For the word "icon", search the records and show each line in which it occurs.

Data excerpts

━━━

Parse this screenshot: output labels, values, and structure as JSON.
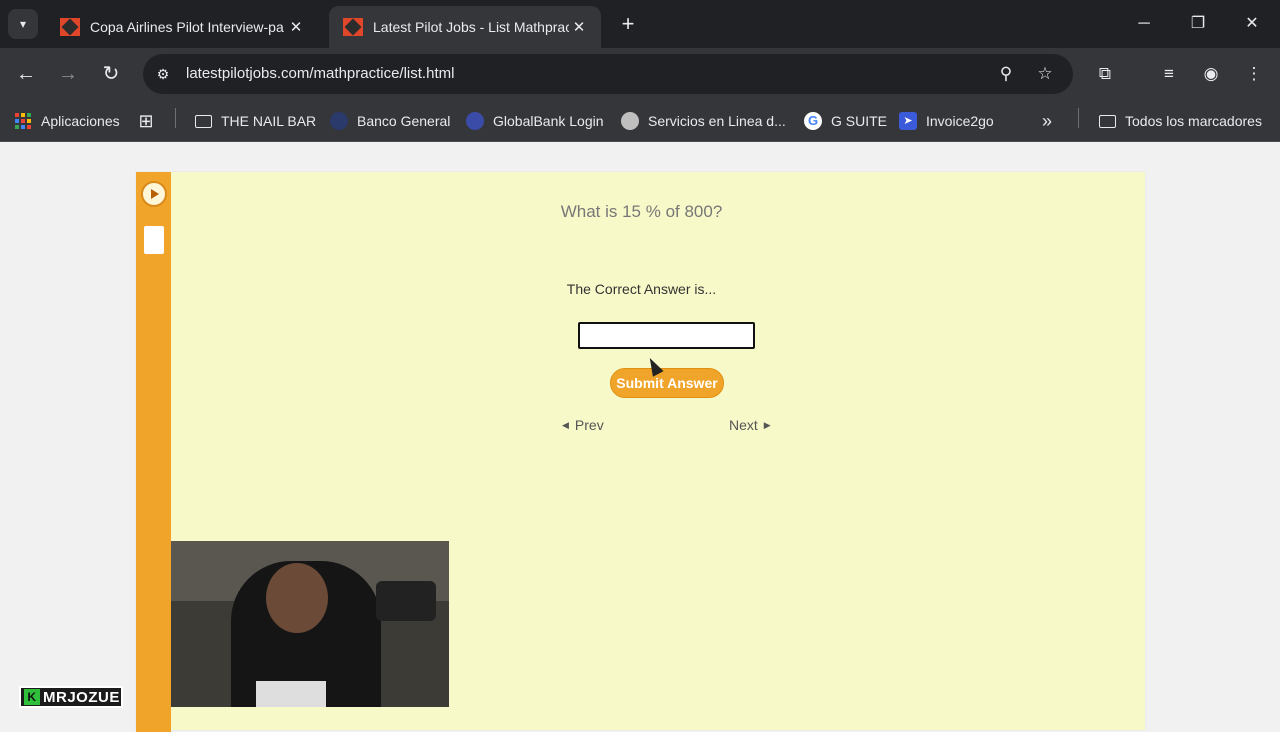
{
  "browser": {
    "tabs": [
      {
        "title": "Copa Airlines Pilot Interview-pa",
        "active": false
      },
      {
        "title": "Latest Pilot Jobs - List Mathprac",
        "active": true
      }
    ],
    "url": "latestpilotjobs.com/mathpractice/list.html",
    "bookmarks": [
      {
        "label": "Aplicaciones",
        "icon": "apps-grid-icon"
      },
      {
        "label": "THE NAIL BAR",
        "icon": "folder-icon"
      },
      {
        "label": "Banco General",
        "icon": "bank-favicon"
      },
      {
        "label": "GlobalBank Login",
        "icon": "globe-favicon"
      },
      {
        "label": "Servicios en Linea d...",
        "icon": "globe-favicon"
      },
      {
        "label": "G SUITE",
        "icon": "google-favicon"
      },
      {
        "label": "Invoice2go",
        "icon": "invoice2go-favicon"
      }
    ],
    "all_bookmarks_label": "Todos los marcadores",
    "tab_close_glyph": "✕",
    "new_tab_glyph": "+"
  },
  "page": {
    "question": "What is 15 % of 800?",
    "answer_label": "The Correct Answer is...",
    "answer_value": "",
    "submit_label": "Submit Answer",
    "prev_label": "Prev",
    "next_label": "Next"
  },
  "overlay": {
    "watermark": "MRJOZUE",
    "watermark_badge": "K"
  },
  "colors": {
    "panel_bg": "#f8f9c9",
    "accent": "#f0a52a",
    "chrome_dark": "#202124",
    "chrome_mid": "#35363a"
  }
}
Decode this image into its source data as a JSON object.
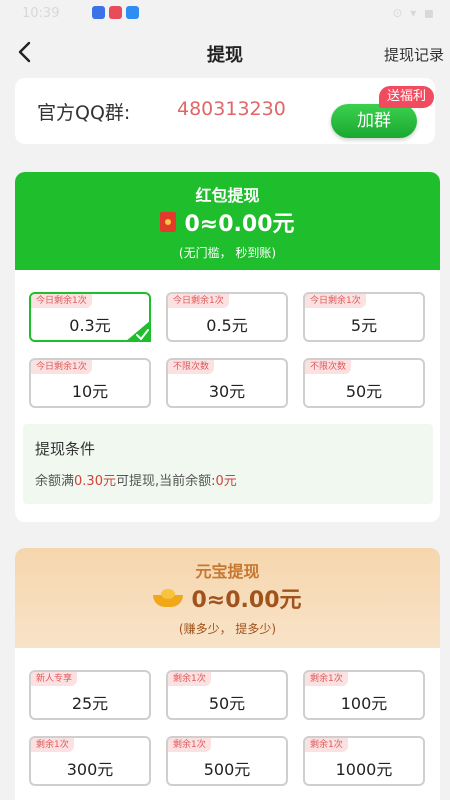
{
  "status_bar": {
    "time": "10:39",
    "right": "⊙ ▾ ◼"
  },
  "header": {
    "title": "提现",
    "record": "提现记录"
  },
  "qq_group": {
    "label": "官方QQ群:",
    "number": "480313230",
    "join_button": "加群",
    "badge": "送福利"
  },
  "red_packet": {
    "title": "红包提现",
    "amount": "0≈0.00元",
    "subtitle": "(无门槛， 秒到账)",
    "options": [
      {
        "tag": "今日剩余1次",
        "value": "0.3元",
        "selected": true
      },
      {
        "tag": "今日剩余1次",
        "value": "0.5元",
        "selected": false
      },
      {
        "tag": "今日剩余1次",
        "value": "5元",
        "selected": false
      },
      {
        "tag": "今日剩余1次",
        "value": "10元",
        "selected": false
      },
      {
        "tag": "不限次数",
        "value": "30元",
        "selected": false
      },
      {
        "tag": "不限次数",
        "value": "50元",
        "selected": false
      }
    ],
    "condition": {
      "title": "提现条件",
      "text_prefix": "余额满",
      "text_threshold": "0.30元",
      "text_middle": "可提现,当前余额:",
      "text_balance": "0元"
    }
  },
  "ingot": {
    "title": "元宝提现",
    "amount": "0≈0.00元",
    "subtitle": "(赚多少， 提多少)",
    "options": [
      {
        "tag": "新人专享",
        "value": "25元"
      },
      {
        "tag": "剩余1次",
        "value": "50元"
      },
      {
        "tag": "剩余1次",
        "value": "100元"
      },
      {
        "tag": "剩余1次",
        "value": "300元"
      },
      {
        "tag": "剩余1次",
        "value": "500元"
      },
      {
        "tag": "剩余1次",
        "value": "1000元"
      }
    ]
  },
  "colors": {
    "green": "#1fbe2d",
    "red": "#f24a5e",
    "ingot_bg": "#f6d6ad"
  }
}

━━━

Result of this task:
        "icon": "apps-grid-icon"
        "icon": "folder-icon"
        "icon": "bank-favicon"
        "icon": "globe-favicon"
        "icon": "globe-favicon"
        "icon": "google-favicon"
        "icon": "invoice2go-favicon"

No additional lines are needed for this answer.